Pull each line containing "subtitle" from the data.

*** Opening of GIVEN RECORDS ***

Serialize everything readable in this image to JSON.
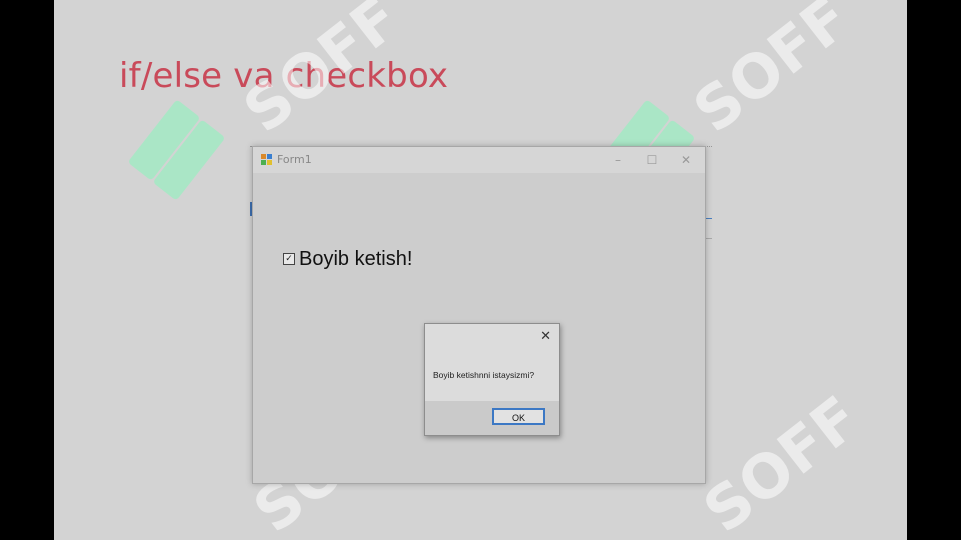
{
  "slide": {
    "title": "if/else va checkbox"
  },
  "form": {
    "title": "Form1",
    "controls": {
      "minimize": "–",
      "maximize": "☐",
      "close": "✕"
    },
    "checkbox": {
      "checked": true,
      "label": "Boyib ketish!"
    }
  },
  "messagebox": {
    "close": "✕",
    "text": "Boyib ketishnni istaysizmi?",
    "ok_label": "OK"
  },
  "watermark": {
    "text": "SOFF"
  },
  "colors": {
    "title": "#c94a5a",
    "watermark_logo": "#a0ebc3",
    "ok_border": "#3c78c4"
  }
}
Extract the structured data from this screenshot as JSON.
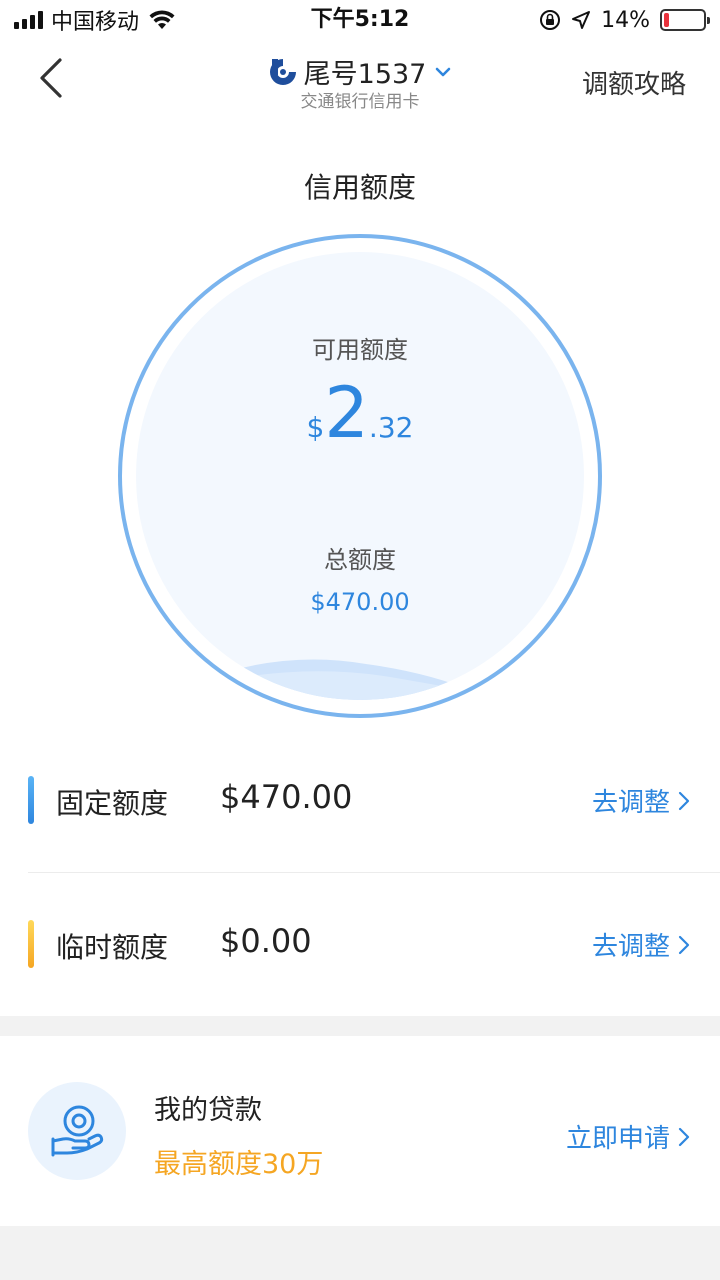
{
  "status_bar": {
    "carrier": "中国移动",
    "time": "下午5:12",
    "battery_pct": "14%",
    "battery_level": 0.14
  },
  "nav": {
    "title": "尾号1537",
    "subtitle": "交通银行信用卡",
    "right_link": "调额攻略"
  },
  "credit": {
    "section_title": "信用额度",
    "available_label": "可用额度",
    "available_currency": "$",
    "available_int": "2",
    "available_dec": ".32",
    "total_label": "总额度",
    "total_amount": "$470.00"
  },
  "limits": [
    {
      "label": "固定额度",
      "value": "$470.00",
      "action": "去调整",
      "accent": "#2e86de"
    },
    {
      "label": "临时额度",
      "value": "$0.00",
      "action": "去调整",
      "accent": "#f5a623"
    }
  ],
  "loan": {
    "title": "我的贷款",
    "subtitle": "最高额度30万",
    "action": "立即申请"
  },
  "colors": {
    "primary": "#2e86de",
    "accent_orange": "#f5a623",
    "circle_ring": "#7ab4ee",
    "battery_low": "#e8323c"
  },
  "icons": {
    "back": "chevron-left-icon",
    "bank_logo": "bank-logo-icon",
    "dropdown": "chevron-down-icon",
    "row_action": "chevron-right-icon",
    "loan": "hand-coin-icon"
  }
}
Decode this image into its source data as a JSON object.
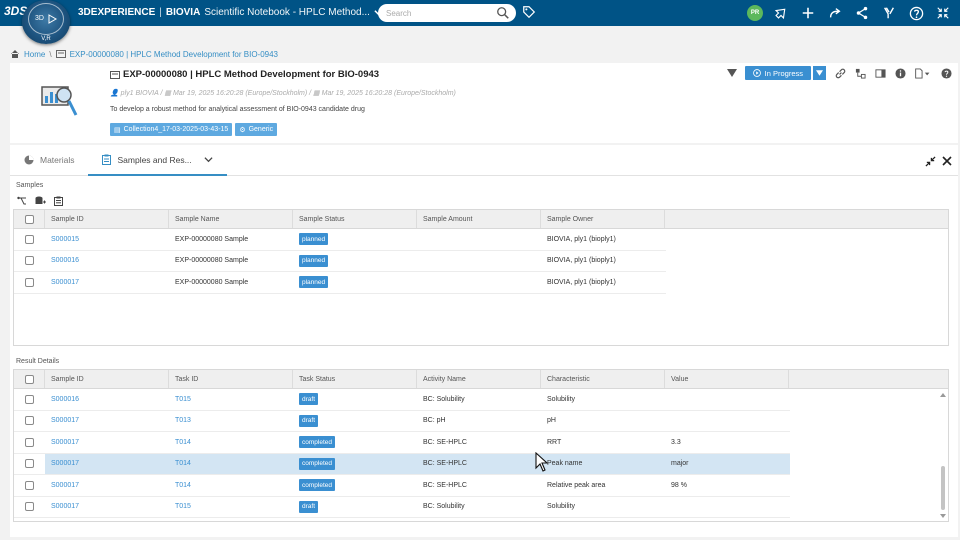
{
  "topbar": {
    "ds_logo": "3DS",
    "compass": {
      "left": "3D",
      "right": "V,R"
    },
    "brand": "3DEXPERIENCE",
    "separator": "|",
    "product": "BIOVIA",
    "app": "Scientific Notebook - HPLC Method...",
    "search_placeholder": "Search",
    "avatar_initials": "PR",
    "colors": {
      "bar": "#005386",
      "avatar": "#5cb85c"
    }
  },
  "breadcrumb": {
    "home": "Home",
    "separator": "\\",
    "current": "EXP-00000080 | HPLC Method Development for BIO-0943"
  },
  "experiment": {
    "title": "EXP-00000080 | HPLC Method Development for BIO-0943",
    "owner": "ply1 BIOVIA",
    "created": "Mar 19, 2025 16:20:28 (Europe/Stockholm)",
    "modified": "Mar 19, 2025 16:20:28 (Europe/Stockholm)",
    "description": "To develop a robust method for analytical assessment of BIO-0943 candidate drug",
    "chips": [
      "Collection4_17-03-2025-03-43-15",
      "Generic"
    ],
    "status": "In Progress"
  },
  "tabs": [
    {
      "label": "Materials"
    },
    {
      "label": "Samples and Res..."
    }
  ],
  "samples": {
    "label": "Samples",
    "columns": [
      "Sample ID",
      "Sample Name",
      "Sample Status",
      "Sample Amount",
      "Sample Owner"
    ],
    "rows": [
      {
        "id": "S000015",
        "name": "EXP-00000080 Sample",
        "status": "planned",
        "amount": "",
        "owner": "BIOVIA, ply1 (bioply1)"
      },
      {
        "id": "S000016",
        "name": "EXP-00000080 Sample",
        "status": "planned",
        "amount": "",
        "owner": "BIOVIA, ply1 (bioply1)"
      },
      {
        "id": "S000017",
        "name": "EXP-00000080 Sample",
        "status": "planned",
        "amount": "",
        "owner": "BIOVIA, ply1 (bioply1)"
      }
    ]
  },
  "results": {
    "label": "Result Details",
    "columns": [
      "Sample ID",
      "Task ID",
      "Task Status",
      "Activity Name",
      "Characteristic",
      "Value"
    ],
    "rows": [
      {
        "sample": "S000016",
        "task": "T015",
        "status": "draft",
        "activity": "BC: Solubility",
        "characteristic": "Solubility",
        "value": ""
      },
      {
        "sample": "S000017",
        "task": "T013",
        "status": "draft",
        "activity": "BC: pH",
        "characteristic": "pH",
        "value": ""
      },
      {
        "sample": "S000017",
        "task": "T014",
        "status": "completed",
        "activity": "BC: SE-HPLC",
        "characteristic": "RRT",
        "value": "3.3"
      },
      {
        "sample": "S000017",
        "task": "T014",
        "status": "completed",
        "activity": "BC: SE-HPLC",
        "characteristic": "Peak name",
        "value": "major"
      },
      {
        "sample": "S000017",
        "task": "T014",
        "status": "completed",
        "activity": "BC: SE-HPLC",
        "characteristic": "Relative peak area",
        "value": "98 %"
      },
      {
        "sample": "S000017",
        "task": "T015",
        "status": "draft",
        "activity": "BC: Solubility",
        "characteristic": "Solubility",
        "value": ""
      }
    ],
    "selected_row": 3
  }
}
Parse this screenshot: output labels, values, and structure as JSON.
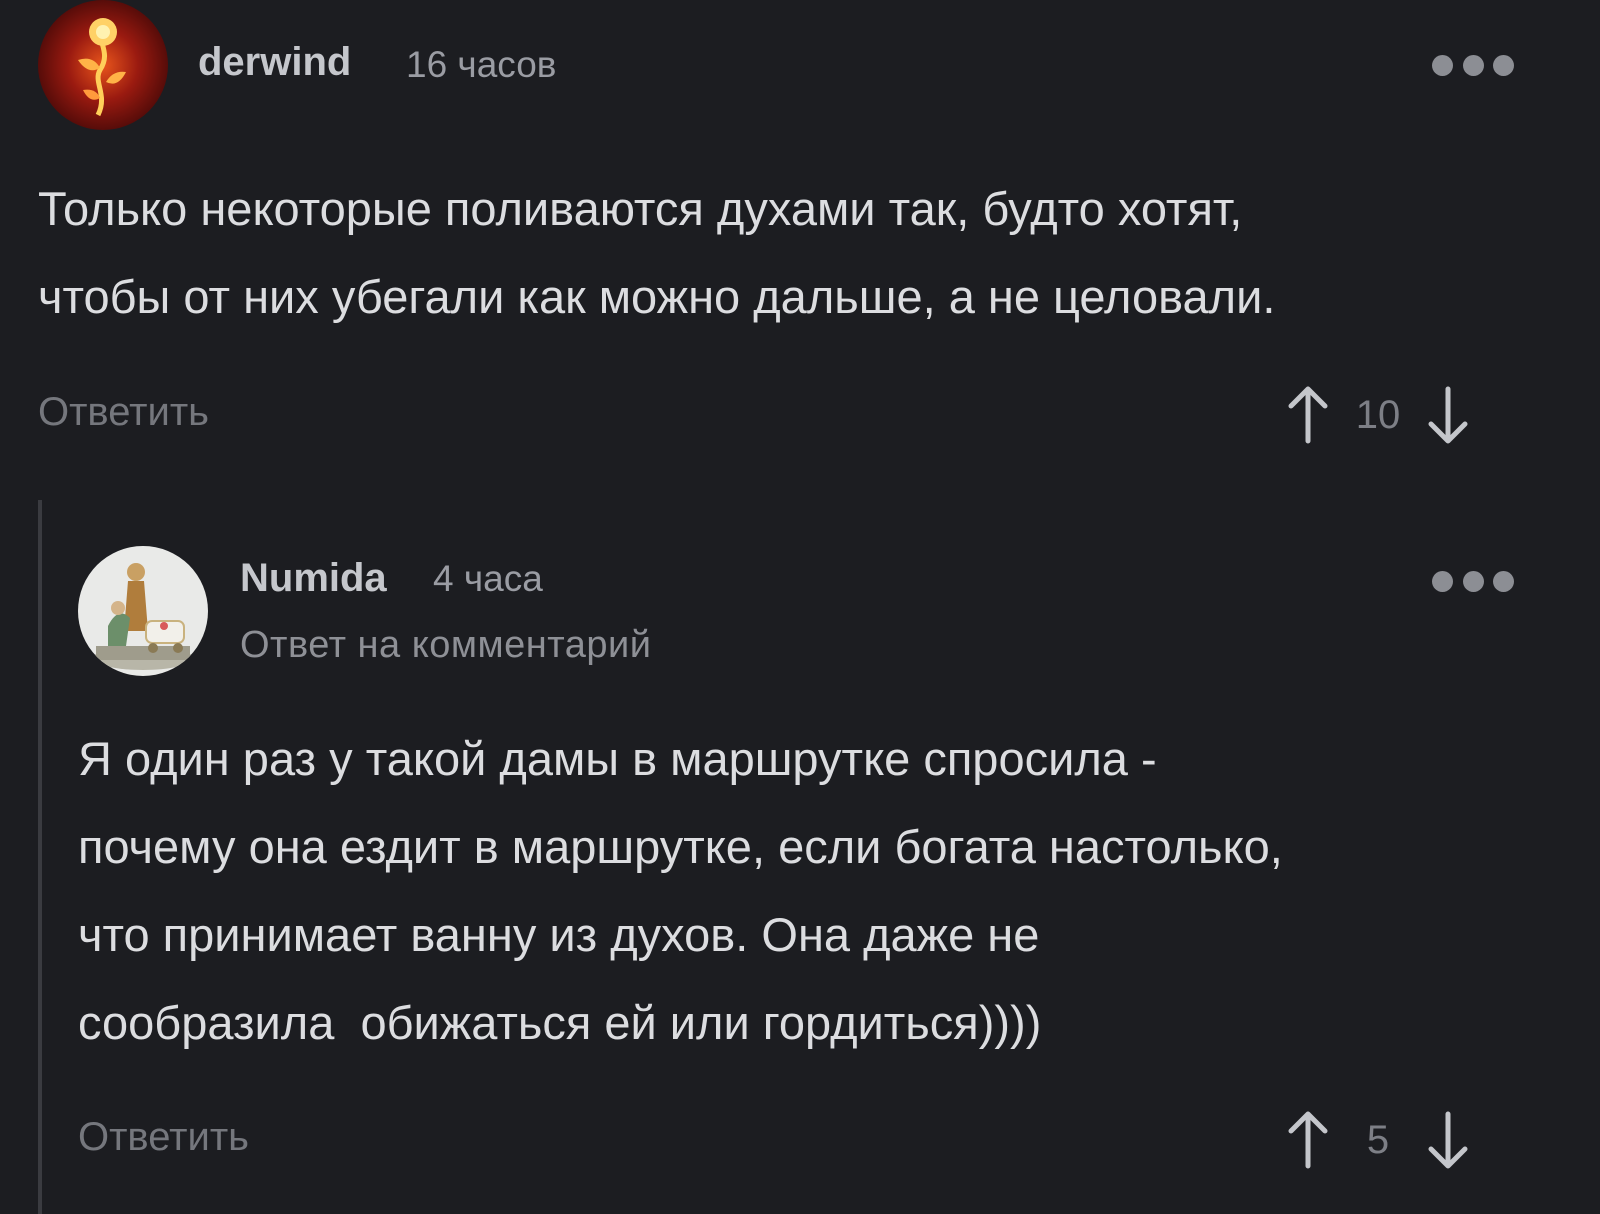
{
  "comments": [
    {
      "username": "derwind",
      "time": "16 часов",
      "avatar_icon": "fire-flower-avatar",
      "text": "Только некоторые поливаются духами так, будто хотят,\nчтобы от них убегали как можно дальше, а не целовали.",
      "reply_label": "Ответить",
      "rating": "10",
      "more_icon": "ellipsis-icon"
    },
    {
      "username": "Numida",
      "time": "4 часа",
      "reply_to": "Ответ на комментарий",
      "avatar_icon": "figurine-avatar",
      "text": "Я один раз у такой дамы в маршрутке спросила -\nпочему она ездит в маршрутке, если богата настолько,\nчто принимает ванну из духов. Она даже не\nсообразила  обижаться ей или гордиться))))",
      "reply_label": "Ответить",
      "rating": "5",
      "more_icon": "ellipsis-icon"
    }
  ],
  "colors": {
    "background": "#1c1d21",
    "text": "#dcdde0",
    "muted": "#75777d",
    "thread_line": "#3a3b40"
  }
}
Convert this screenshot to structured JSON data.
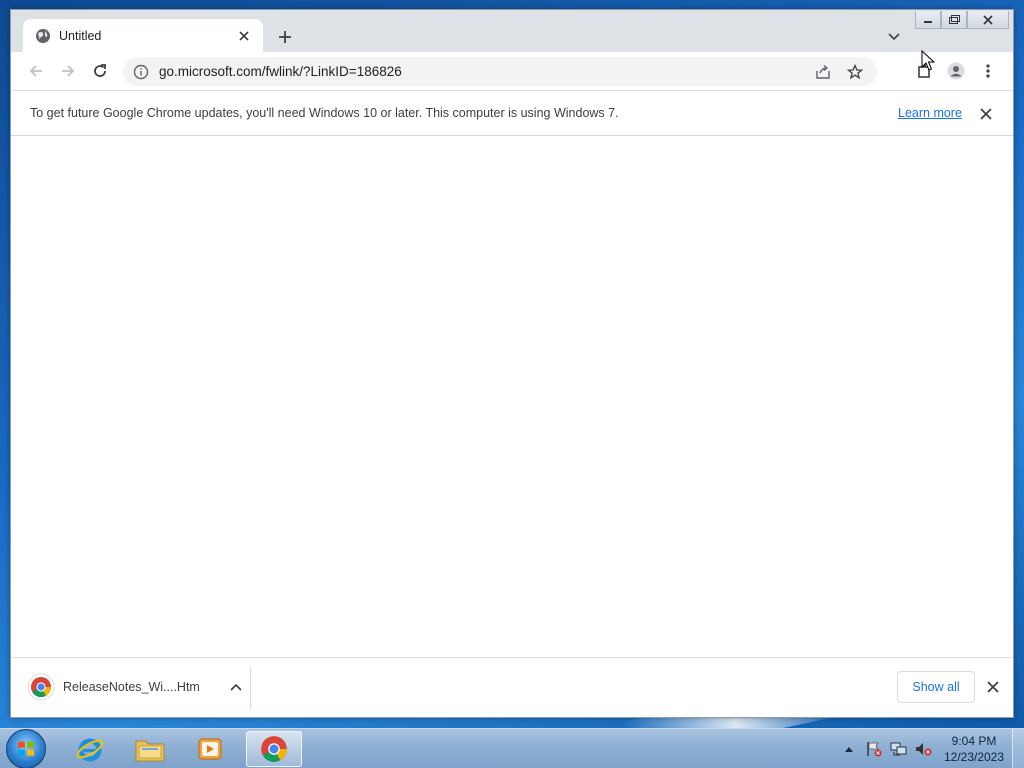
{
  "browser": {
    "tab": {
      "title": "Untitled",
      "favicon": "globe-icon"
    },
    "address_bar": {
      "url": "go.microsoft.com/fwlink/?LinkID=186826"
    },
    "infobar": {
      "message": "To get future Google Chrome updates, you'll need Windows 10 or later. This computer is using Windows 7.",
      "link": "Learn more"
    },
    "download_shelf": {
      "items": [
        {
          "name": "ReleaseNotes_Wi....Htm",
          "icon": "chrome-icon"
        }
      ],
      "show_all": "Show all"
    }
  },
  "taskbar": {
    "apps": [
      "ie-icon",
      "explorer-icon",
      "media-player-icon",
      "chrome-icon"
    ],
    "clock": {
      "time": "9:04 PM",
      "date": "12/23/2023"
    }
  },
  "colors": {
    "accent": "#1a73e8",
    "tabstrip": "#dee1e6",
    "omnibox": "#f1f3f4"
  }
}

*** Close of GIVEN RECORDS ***

◆ WRITTEN ANSWER:
    "subtitle": "交通银行信用卡",
    "subtitle": "最高额度30万",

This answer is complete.